any school environment. An Active Worlds How-To Workbook describing all activities completed during the workshop will be provided to the participants.

Intended Audience: Teachers or administrators interested in expanding the educational experience of their students through virtual reality. Only point and click Internet experience is necessary.

About the presenters:

Lee Hodges teaches telecommunications at Mississippi State University. She also teaches several hands-on computer courses via the Internet, the

Only such courses of their type offered by universities in the Southeast.

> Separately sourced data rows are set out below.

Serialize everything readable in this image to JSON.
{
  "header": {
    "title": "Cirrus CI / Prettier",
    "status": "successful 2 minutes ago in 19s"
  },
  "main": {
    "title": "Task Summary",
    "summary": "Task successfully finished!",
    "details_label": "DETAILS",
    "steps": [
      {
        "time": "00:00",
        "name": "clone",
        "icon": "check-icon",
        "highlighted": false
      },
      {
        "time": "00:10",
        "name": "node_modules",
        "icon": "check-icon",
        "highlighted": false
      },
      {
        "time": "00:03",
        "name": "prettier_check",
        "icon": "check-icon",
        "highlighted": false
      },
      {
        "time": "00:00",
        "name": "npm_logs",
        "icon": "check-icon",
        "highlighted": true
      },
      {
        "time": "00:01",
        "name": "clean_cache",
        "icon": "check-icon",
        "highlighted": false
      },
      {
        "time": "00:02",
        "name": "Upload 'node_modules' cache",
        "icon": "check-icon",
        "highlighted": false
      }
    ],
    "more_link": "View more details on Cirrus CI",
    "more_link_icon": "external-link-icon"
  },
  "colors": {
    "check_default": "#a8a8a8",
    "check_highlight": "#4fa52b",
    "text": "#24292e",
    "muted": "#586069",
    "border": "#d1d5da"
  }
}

In addition, she is the Associate Editor of Online Publication for the

Journal of Online Learning, the publication of SIGTel.

W8  Web-Based Teaching / Learning

Presenter: Gao Liming Associate Prof.  The Center for Audio-Visual Education Peking University


This workshop will investigate the following questions:

1. What is the difference between web-based teaching/learning and face to face teaching/learning ?

2. What conditions of starting a web-based teaching/learning are required for the hard ware, software, and thinking style?

3. What kind of preparation shall teachers/students do to participate a web-based teaching/ learning ?

4. What kind of helps and supports are needed by teachers or students during web-based teaching/learning process?

5. How to train the teachers who are strange to web-based teaching/learning ?

Intended Audience: Participants who are suitable for the workshop are experienced teachers/students on web-based teaching/learning, or those who are going to do that work on the condition that they are familiar with Internet and  WWW use.

About the presenters: